The robust favorite of BBC nature programs, the badger, is one of Britain’s most adored animals and is protected by the government — until now.
English dairy farmers appealed to the government when so many badgers acted as mobile weapons, exposing cows to bovine tuberculosis through their saliva and urine.
The British government was influenced to take extreme action and wipe out 70 percent of the badger population in two areas, NPRreports.
According to an article from The Independent, animal rights activist intend to deprive farmers of sleep in culling zones by using fireworks, rape alarms, and vuvuzelas near farmers’ homes.
People in Britain are so outraged by the government’s plans that in an edition of BBC’sCountryfile program, one marksman who was interviewed had his face covered and an actor re-voiced what he said.

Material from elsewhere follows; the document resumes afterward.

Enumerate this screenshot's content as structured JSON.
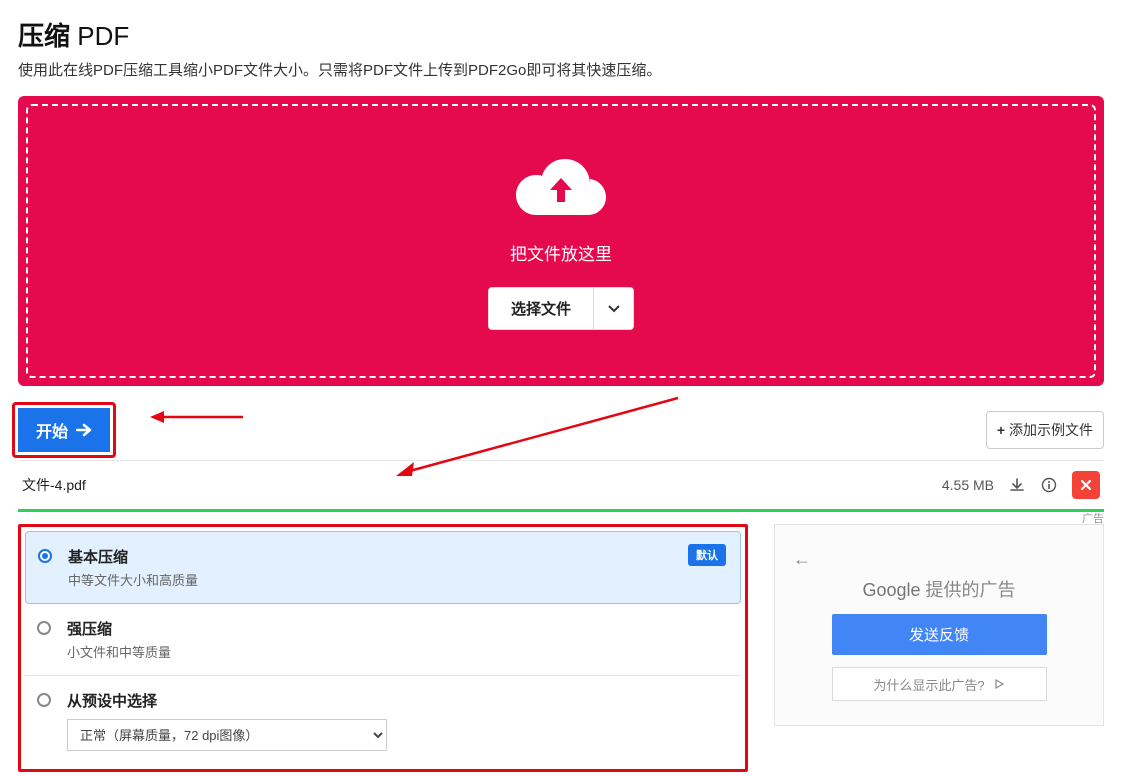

Last month, a list of some farmers involved in the culls had their phone numbers, addresses, and names compiled and put online by activists.
The badger movement is not led solely by extremist, who British police feel may try to hijack the movement; many activist are nonviolent.

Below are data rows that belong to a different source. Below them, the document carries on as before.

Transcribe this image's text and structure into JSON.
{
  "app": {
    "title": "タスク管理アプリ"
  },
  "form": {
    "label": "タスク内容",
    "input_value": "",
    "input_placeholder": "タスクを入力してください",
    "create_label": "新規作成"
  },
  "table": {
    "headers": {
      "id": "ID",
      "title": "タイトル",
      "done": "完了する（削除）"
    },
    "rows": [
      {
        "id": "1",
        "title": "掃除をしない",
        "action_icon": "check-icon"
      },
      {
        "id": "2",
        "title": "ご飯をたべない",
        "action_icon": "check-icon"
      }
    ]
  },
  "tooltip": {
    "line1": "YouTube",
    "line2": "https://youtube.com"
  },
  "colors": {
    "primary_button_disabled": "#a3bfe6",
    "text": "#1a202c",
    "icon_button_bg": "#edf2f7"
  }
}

Notably, naturalist David Attenborough is helping to lead the movement by lending recommendations of what the government had done in the past to help curb the badger furor.
Brian May, British rockstar and animal welfare campaigner, is proposing a better option to eradicating a large portion of the badger population would be to vaccinate them instead:
“Farmers have been killing badgers for many, many years now. And effectively, we’re in a cull situation already — and TB is rampant.”
Some animal welfare groups are considering boycotting goods in an act of protest as well.